I led yoga last night (more and more it’s clear that I don’t ‘teach’ – I merely get up and offer myself – whatever comes out may or may not resonate with those who gather, but there it is for the taking). I faltered through a breathing exercise, trying to set it up while my mind was still in the fog of a long week, my brain overly full with meetings and documents, lesson times and overdue bills. Despite my miscues, a group of us sat in a late afternoon room and breathed together. This, it turns out, is a magical thing. The fidgety ones move a little less. The sad ones become a bit lighter. The glowing ones, already centered, reach a juicy realm that nurtures those nearby.
In that slanting light, I found my voice, listening in to where to take us next – as though during a hike in the woods I’d noticed the fuzzy caterpillar whose presence suggests ‘north’ would be a good next turn. We sunk into a twist, spines melting toward the earth, then folded forward, pouring forth the contents of our brains.

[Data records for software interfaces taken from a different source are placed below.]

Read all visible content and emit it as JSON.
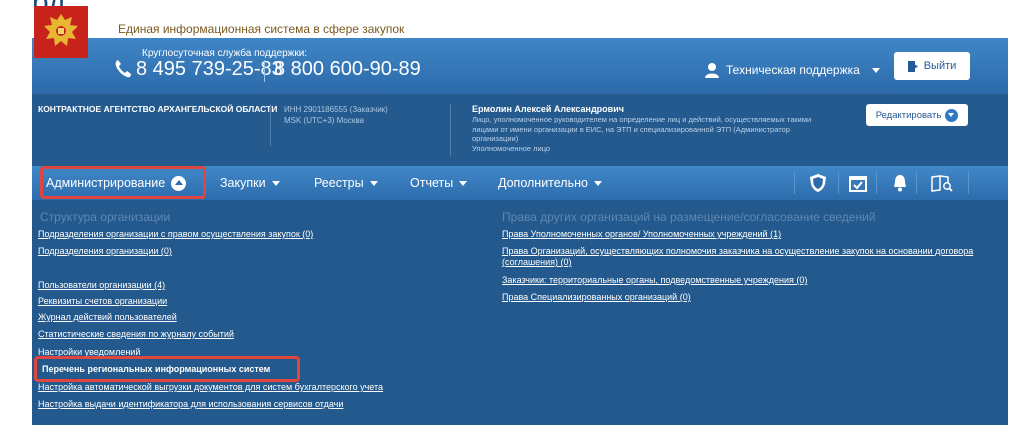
{
  "header": {
    "big_fragment": "рд",
    "site_title": "Единая информационная система в сфере закупок",
    "support_label": "Круглосуточная служба поддержки:",
    "phone_1": "8 495 739-25-83",
    "phone_2": "8 800 600-90-89",
    "support_link": "Техническая поддержка",
    "logout_label": "Выйти"
  },
  "org": {
    "name": "КОНТРАКТНОЕ АГЕНТСТВО АРХАНГЕЛЬСКОЙ ОБЛАСТИ",
    "inn": "ИНН 2901186555 (Заказчик)",
    "timezone": "MSK (UTC+3) Москва",
    "person_name": "Ермолин Алексей Александрович",
    "person_desc": "Лицо, уполномоченное руководителем на определение лиц и действий, осуществляемых такими лицами от имени организации в ЕИС, на ЭТП и специализированной ЭТП (Администратор организации)",
    "person_role": "Уполномоченное лицо",
    "edit_label": "Редактировать"
  },
  "nav": {
    "admin": "Администрирование",
    "purchases": "Закупки",
    "registries": "Реестры",
    "reports": "Отчеты",
    "more": "Дополнительно"
  },
  "menu": {
    "left_heading": "Структура организации",
    "left_links": [
      "Подразделения организации с правом осуществления закупок (0)",
      "Подразделения организации (0)",
      "Пользователи организации (4)",
      "Реквизиты счетов организации",
      "Журнал действий пользователей",
      "Статистические сведения по журналу событий",
      "Настройки уведомлений",
      "Перечень региональных информационных систем",
      "Настройка автоматической выгрузки документов для систем бухгалтерского учета",
      "Настройка выдачи идентификатора для использования сервисов отдачи"
    ],
    "right_heading": "Права других организаций на размещение/согласование сведений",
    "right_links": [
      "Права Уполномоченных органов/ Уполномоченных учреждений (1)",
      "Права Организаций, осуществляющих полномочия заказчика на осуществление закупок на основании договора (соглашения) (0)",
      "Заказчики: территориальные органы, подведомственные учреждения (0)",
      "Права Специализированных организаций (0)"
    ]
  },
  "colors": {
    "highlight": "#e0463e",
    "panel": "#23598c",
    "nav": "#2d6cac"
  }
}
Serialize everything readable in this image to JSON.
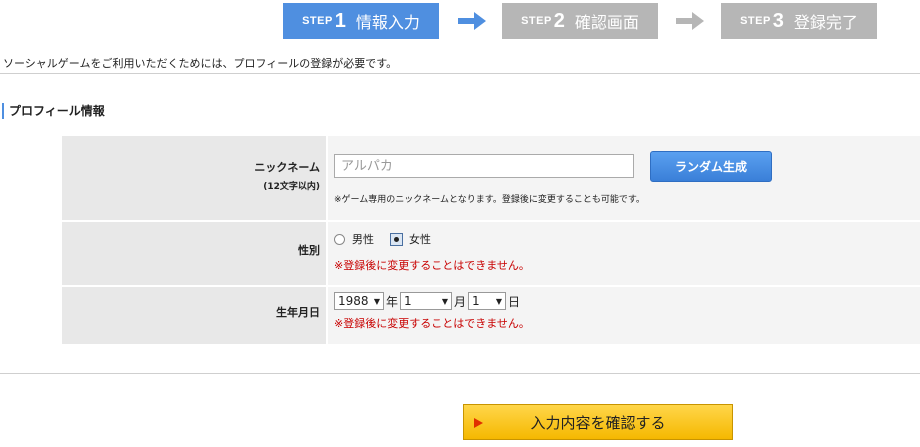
{
  "steps": [
    {
      "label": "STEP",
      "num": "1",
      "name": "情報入力",
      "state": "active"
    },
    {
      "label": "STEP",
      "num": "2",
      "name": "確認画面",
      "state": "inactive"
    },
    {
      "label": "STEP",
      "num": "3",
      "name": "登録完了",
      "state": "inactive"
    }
  ],
  "intro": "ソーシャルゲームをご利用いただくためには、プロフィールの登録が必要です。",
  "section_title": "プロフィール情報",
  "form": {
    "nickname": {
      "label": "ニックネーム",
      "sublabel": "(12文字以内)",
      "placeholder": "アルパカ",
      "value": "",
      "random_button": "ランダム生成",
      "note": "※ゲーム専用のニックネームとなります。登録後に変更することも可能です。"
    },
    "gender": {
      "label": "性別",
      "options": [
        "男性",
        "女性"
      ],
      "selected": "女性",
      "warning": "※登録後に変更することはできません。"
    },
    "birthdate": {
      "label": "生年月日",
      "year": "1988",
      "year_unit": "年",
      "month": "1",
      "month_unit": "月",
      "day": "1",
      "day_unit": "日",
      "warning": "※登録後に変更することはできません。"
    }
  },
  "confirm_button": "入力内容を確認する",
  "colors": {
    "active_step": "#4f8fe0",
    "inactive_step": "#b6b6b6",
    "warning": "#c80000",
    "confirm": "#f5b800"
  }
}
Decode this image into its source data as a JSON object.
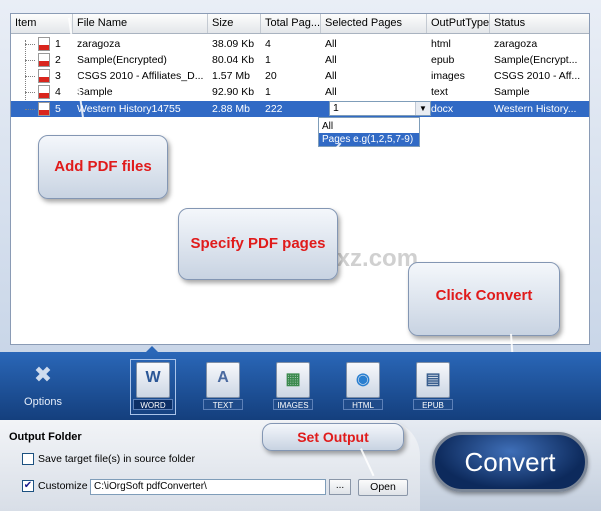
{
  "columns": [
    "Item",
    "File Name",
    "Size",
    "Total Pag...",
    "Selected Pages",
    "OutPutType",
    "Status"
  ],
  "files": [
    {
      "item": "1",
      "name": "zaragoza",
      "size": "38.09 Kb",
      "total": "4",
      "selected": "All",
      "type": "html",
      "status": "zaragoza"
    },
    {
      "item": "2",
      "name": "Sample(Encrypted)",
      "size": "80.04 Kb",
      "total": "1",
      "selected": "All",
      "type": "epub",
      "status": "Sample(Encrypt..."
    },
    {
      "item": "3",
      "name": "CSGS 2010 - Affiliates_D...",
      "size": "1.57 Mb",
      "total": "20",
      "selected": "All",
      "type": "images",
      "status": "CSGS 2010 - Aff..."
    },
    {
      "item": "4",
      "name": "Sample",
      "size": "92.90 Kb",
      "total": "1",
      "selected": "All",
      "type": "text",
      "status": "Sample"
    },
    {
      "item": "5",
      "name": "Western History14755",
      "size": "2.88 Mb",
      "total": "222",
      "selected": "1",
      "type": "docx",
      "status": "Western History..."
    }
  ],
  "pages_dropdown": {
    "options": [
      "All",
      "Pages e.g(1,2,5,7-9)"
    ],
    "highlighted_index": 1
  },
  "callouts": {
    "add_pdf": "Add PDF files",
    "specify_pages": "Specify PDF pages",
    "click_convert": "Click Convert",
    "set_output": "Set Output"
  },
  "watermark": "安下载 anxz.com",
  "options_label": "Options",
  "formats": [
    {
      "label": "WORD",
      "glyph": "W",
      "color": "#2b5797",
      "active": true
    },
    {
      "label": "TEXT",
      "glyph": "A",
      "color": "#4a6aa0",
      "active": false
    },
    {
      "label": "IMAGES",
      "glyph": "▦",
      "color": "#3b8a4e",
      "active": false
    },
    {
      "label": "HTML",
      "glyph": "◉",
      "color": "#2a7fd0",
      "active": false
    },
    {
      "label": "EPUB",
      "glyph": "▤",
      "color": "#3a5f8f",
      "active": false
    }
  ],
  "output": {
    "title": "Output Folder",
    "save_source_label": "Save target file(s) in source folder",
    "save_source_checked": false,
    "customize_label": "Customize",
    "customize_checked": true,
    "path": "C:\\iOrgSoft  pdfConverter\\",
    "browse_label": "...",
    "open_label": "Open"
  },
  "convert_label": "Convert",
  "colors": {
    "accent_blue": "#1b4f96",
    "selection": "#316ac5",
    "callout_text": "#e01b1b"
  }
}
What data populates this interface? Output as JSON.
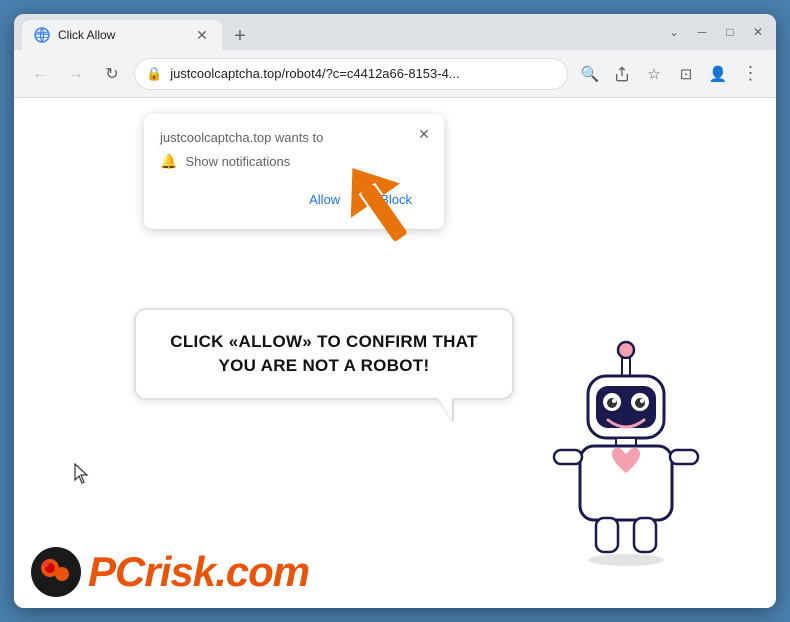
{
  "browser": {
    "tab": {
      "title": "Click Allow",
      "favicon": "globe"
    },
    "new_tab_label": "+",
    "window_controls": {
      "chevron": "⌄",
      "minimize": "─",
      "maximize": "□",
      "close": "✕"
    },
    "nav": {
      "back": "←",
      "forward": "→",
      "refresh": "↻"
    },
    "url": {
      "lock": "🔒",
      "text": "justcoolcaptcha.top/robot4/?c=c4412a66-8153-4...",
      "search_icon": "🔍",
      "share_icon": "⎋",
      "bookmark_icon": "☆",
      "split_icon": "⊡",
      "profile_icon": "👤",
      "menu_icon": "⋮"
    }
  },
  "notification_dialog": {
    "title": "justcoolcaptcha.top wants to",
    "permission": "Show notifications",
    "allow_label": "Allow",
    "block_label": "Block",
    "close_icon": "✕"
  },
  "speech_bubble": {
    "text": "CLICK «ALLOW» TO CONFIRM THAT YOU ARE NOT A ROBOT!"
  },
  "pcrisk": {
    "name_prefix": "PC",
    "name_suffix": "risk.com"
  },
  "colors": {
    "accent_blue": "#4a7fad",
    "orange_arrow": "#e8730a",
    "link_blue": "#1a73e8"
  }
}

Stop thinking. Move slowly. Breathe not into stillness or silence, which is easier to say, but rather into a place where you can hear the static on your own LP.
Today: Cleaning the top of my long neglected dresser, an informal museum of my life, I open a small box and expect to find it empty or perhaps holding a piece of forgotten jewelry. Instead I find a seemingly plain oyster-colored rock. Is there a story to this rock that I’ve forgotten? Should I keep it? It has years and years it could share. But for now, it’s better released outside.
Smashed toward the back of the dresser is a piece of graph paper with my handwriting – laundry detergent, toothpaste, cider vinegar, raisins, parsley. The list tells no specific story of place or season but speaks to one week being like every other, the ongoing needs of a family, one bar of soap melting into the next, each bottle of olive oil much like the one before and yet singular.
I pick up the necklace my daughter made last winter for which I have yet to get a black string on which to wear it. It’s nestled next to notes from a yoga training: “The mind is like a drunk monkey bitten by a scorpion searching for a black cat in a dark room.” And there’s another scrap on which I jotted ‘messages’ from runes chosen while standing at my friend’s kitchen counter in Long Island last summer (a house now sitting in quiet darkness, no power for nearly a week since the hurricane): “Action: Something hidden. Letting go. Trust.”
We know the dance. We know what holds us and nurtures us. It’s there if we listen. I’m trying to lose my way, knowing that the path that will appear will be the authentic one.
My friend David passed away a few weeks ago. His death came out of the blue – an unexpected punctuation mark at the end of a beautiful day in Paris spent with his dear wife, his best friend of forty-one years. I’ve had a strong sense of David since then – of his big heart and joie de vivre. He ordered wine by the bottle, led groups of Boy Scouts for years when his kids were younger, and sweated through yoga classes in which he was never afraid to let out a big sigh in a class of much younger students. He’d recently retired and was doing yoga, cooking, volunteering at the animal shelter. “Let go, Jennifer,” I can hear him say to me now, knowing that for many years he was the kind of person who kept everything and everyone around him together, holding too tight to an invisible line, the responsibility for which had given him a sore jaw and back. But recently he’d been discovering what it meant to release, to let not only his hips sink but to let his lists go, emptying pockets as well as his mind.
I can see him smiling at me, raising his eyebrows over his heavy glasses in a face filled with love but tinted with a bit of warning: “Now. Do it now. Don’t wait.”